(This essay was originally featured in TCG’s Special Report on Education 2012: Arts Education at the Core (PDF). That report shares findings from the over 100 theatres that participated in the TCG Education Survey 2012, along with essays from leading theatre education directors on the impact of the Common Core State Standards (CCSS) on arts education, and CCSS resources from the past year. If you have your own arts education/CCSS story to share, please email Gus Schulenburg to learn how to participate.)
TimeLine’s mission of presenting theatre inspired by history that connects to today’s social and political issues allows us to work with social science and language arts teachers on curriculum-centric programming that encourages students to connect the dramatic work they study to the social and political landscape they live in. Living History classroom activities encourage students to explore what it feels like to inhabit the cultural and emotional “shoes” of a character living within a specific historical and social context. At TimeLine, we began learning about the Common Core State Standards as soon as information became available and with the support of programming presented by Ingenuity Inc., Chicago Public Schools (CPS) and Illinois Arts Alliance.

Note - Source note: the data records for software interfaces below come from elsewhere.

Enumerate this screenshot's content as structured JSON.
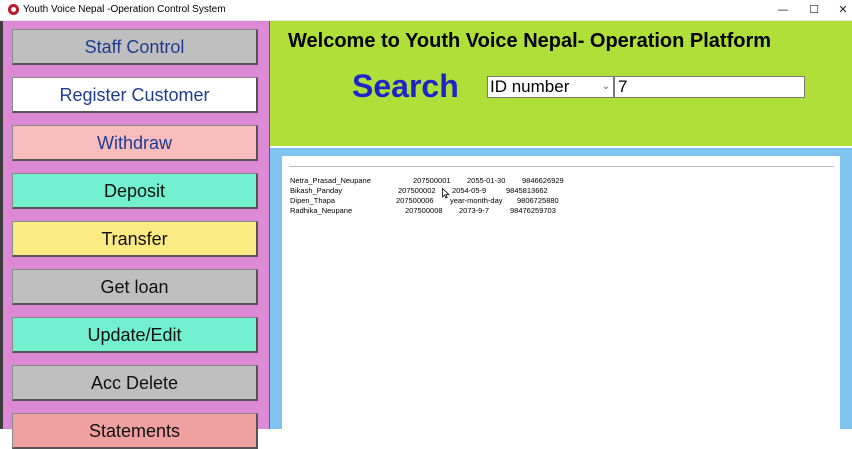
{
  "window": {
    "title": "Youth Voice Nepal -Operation Control System",
    "controls": {
      "minimize": "—",
      "maximize": "☐",
      "close": "✕"
    }
  },
  "sidebar": {
    "items": [
      {
        "label": "Staff Control",
        "bg": "#bfbfbf",
        "fg": "#1f3b8f"
      },
      {
        "label": "Register Customer",
        "bg": "#ffffff",
        "fg": "#1f3b8f"
      },
      {
        "label": "Withdraw",
        "bg": "#f9bcbc",
        "fg": "#1f3b8f"
      },
      {
        "label": "Deposit",
        "bg": "#72f0d0",
        "fg": "#111111"
      },
      {
        "label": "Transfer",
        "bg": "#fbeb82",
        "fg": "#111111"
      },
      {
        "label": "Get loan",
        "bg": "#bfbfbf",
        "fg": "#111111"
      },
      {
        "label": "Update/Edit",
        "bg": "#72f0d0",
        "fg": "#111111"
      },
      {
        "label": "Acc Delete",
        "bg": "#bfbfbf",
        "fg": "#111111"
      },
      {
        "label": "Statements",
        "bg": "#f0a0a0",
        "fg": "#111111"
      }
    ]
  },
  "header": {
    "welcome": "Welcome to Youth Voice Nepal- Operation Platform",
    "search_label": "Search",
    "search_by": {
      "selected": "ID number"
    },
    "search_value": "7",
    "colors": {
      "header_bg": "#b1df39",
      "search_label": "#1d24c8"
    }
  },
  "results": {
    "rows": [
      {
        "name": "Netra_Prasad_Neupane",
        "id": "207500001",
        "date": "2055-01-30",
        "phone": "9846626929"
      },
      {
        "name": "Bikash_Panday",
        "id": "207500002",
        "date": "2054-05-9",
        "phone": "9845813662"
      },
      {
        "name": "Dipen_Thapa",
        "id": "207500006",
        "date": "year-month-day",
        "phone": "9806725880"
      },
      {
        "name": "Radhika_Neupane",
        "id": "207500008",
        "date": "2073-9-7",
        "phone": "98476259703"
      }
    ]
  }
}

Integrating the Common Core with our program goals, lesson plans and curriculum has been an organic process. Since TimeLine’s signature is providing rich historical context and extensive dramaturgy for our audiences, adopting the Common Core standards has been a relatively natural transition. For example, by weaving non-fiction dramaturgical information into our lesson plans, study guides and curriculum, our students acquire domain specific vocabulary, and the confidence to use it during lively classroom discussions about the dramatic text we are studying and rehearsing.
We find that the new standards can highlight values that TimeLine brings to a residency (deep conversation, learning about a new historical event or seeing a historical event through a new perspective, listening and self-expression). We work to ensure that TimeLine residencies help teachers integrate the standards into their curriculum. Each TimeLine residency is developed collaboratively with the classroom teacher to accomplish program goals and address Common Core standards and the school’s unique culture and curriculum. I think the key issue moving forward for all educators will be integration: how can the standards support (not confine or restrict) teaching goals, and each school’s unique population? I think the complicated answer lies in creative learning that motivates students, teaching artists and classroom teachers to dig deeper into a dramatic text.
Keeping that in mind, a TimeLine residency is aligned with the following Common Core Standards:
- Speaking and Listening Standards for Comprehension and Collaboration:
Students engage effectively in a range of collaborative discussions (one-on-one, in groups and teacher/teaching artist led) building on others’ ideas and expressing their own clearly.
- Key Ideas and Details:
Students determine a theme or central idea of a text and analyze its development over the course of the text, and can also provide an objective summary of the text. This is accomplished through close reading of a script and the introduction of script analysis skills.
- Reading Standards for Integration of Knowledge and Ideas:
Students compare and contrast fictional portrayals of historical characters from dramatic texts and a non-fiction historical account of the same period as a means of understanding how authors of fiction use or alter history.
Spending more time on a text, reading it more deeply and supporting cross-discipline collaboration is another key design point that excites us about the Common Core standards. These are also key values in the theatre arts, and we look forward to advocating for more ways to champion these values in cooperation with classroom teachers.
Juliet Hart is a founding member of TimeLine Theatre Company, where she serves as Director of Education and appears regularly onstage. Juliet holds an M.F.A in Acting from The Theatre School, DePaul University. She began her career as an intern at The Kennedy Center, in the Education Department and for their Theatre for Young People program. Juliet has taught drama at Prairie State College and worked in many Chicagoland public and private schools as a teaching artist. She is actively involved with TCG’s Education Directors Group, has presented at CAPE’s Arts Assessment Swapmeet, and has co-presented on active approaches to drama in the classroom for the Illinois Association of Teachers of English. Juliet currently is participating on a learning team for arts advocacy with Chicago’s Arts Educator Forum (CAEF).